The interviews (at Apple) seemed based on indirect questioning, this leaves too much room for bad judgements and assumptions in my opinion.
— Luis Abreu
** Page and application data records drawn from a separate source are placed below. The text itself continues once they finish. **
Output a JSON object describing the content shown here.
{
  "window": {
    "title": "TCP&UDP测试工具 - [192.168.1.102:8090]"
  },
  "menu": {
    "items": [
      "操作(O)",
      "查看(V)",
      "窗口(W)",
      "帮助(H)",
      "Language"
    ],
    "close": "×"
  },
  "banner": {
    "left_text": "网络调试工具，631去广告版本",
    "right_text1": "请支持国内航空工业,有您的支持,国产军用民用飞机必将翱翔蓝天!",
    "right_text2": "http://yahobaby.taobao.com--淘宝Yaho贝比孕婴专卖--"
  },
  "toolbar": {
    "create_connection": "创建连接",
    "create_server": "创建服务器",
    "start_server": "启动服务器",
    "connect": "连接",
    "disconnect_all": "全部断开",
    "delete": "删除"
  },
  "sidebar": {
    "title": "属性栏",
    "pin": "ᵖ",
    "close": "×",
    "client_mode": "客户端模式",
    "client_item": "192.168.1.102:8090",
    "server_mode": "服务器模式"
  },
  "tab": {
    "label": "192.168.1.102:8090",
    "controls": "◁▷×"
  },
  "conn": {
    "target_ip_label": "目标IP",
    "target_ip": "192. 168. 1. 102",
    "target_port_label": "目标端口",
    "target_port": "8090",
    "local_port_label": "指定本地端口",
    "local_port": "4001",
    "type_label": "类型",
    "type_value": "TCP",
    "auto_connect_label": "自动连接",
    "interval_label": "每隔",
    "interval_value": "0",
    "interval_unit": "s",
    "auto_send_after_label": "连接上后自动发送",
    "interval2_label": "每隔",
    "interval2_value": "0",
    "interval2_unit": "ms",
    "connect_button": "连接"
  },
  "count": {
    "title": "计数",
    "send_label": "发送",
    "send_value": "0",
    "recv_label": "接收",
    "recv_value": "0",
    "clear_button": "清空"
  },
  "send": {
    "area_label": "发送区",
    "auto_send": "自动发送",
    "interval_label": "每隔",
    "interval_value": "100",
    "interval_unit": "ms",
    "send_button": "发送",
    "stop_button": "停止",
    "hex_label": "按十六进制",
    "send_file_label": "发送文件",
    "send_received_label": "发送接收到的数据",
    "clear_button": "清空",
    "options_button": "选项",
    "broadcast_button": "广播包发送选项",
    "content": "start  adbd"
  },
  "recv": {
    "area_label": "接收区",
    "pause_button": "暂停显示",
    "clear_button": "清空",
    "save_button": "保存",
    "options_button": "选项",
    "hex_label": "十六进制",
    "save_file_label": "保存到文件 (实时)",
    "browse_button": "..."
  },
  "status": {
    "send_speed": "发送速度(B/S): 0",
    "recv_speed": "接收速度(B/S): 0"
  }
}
A nice article on an unusual topic, this one. With thousands of Apple employees and even more job openings, we hardly get to hear the experience of going through an Apple interview. I personally haven't tried getting a job at Apple and haven't been contacted by them for one. But I have heard a lot of stories through friends of mine about the recruiting process at not just Apple, but also at other Bay Area companies like Facebook and Google. One thing that stood out to me about the Apple recruiting process was that its interviews were not traditional, in the sense, there generally is not too many direct questions like, "do you know the answer to a particular issue?", "how do you solve a particular problem?", etc., but more indirect like this article mentions. I agree with the author on how this sort of questioning might leave too much room for bad judgements, but I think this is what makes Apple different. The other companies, I have heard are more traditional in their questions, as to look at academic achievements, knowledge about particular niche topics, ability to solve certain mathematical problems, etc., but not Apple (though things are starting to change elsewhere as well in this regard). Interviews at Apple (again as an outsider on this topic) seem to be aimed at analyzing the candidate's ability to think and act differently. Very apt I would say! 

The interesting thing about the behavioral interview is that when you ask somebody to speak to their own experience, and you drill into that, you get two kinds of information. One is you get to see how they actually interacted in a real-world situation, and the valuable ‘meta’ information you get about the candidate is a sense of what they consider to be difficult.
— Laszlo Bock, Sr. VP at Google via CNET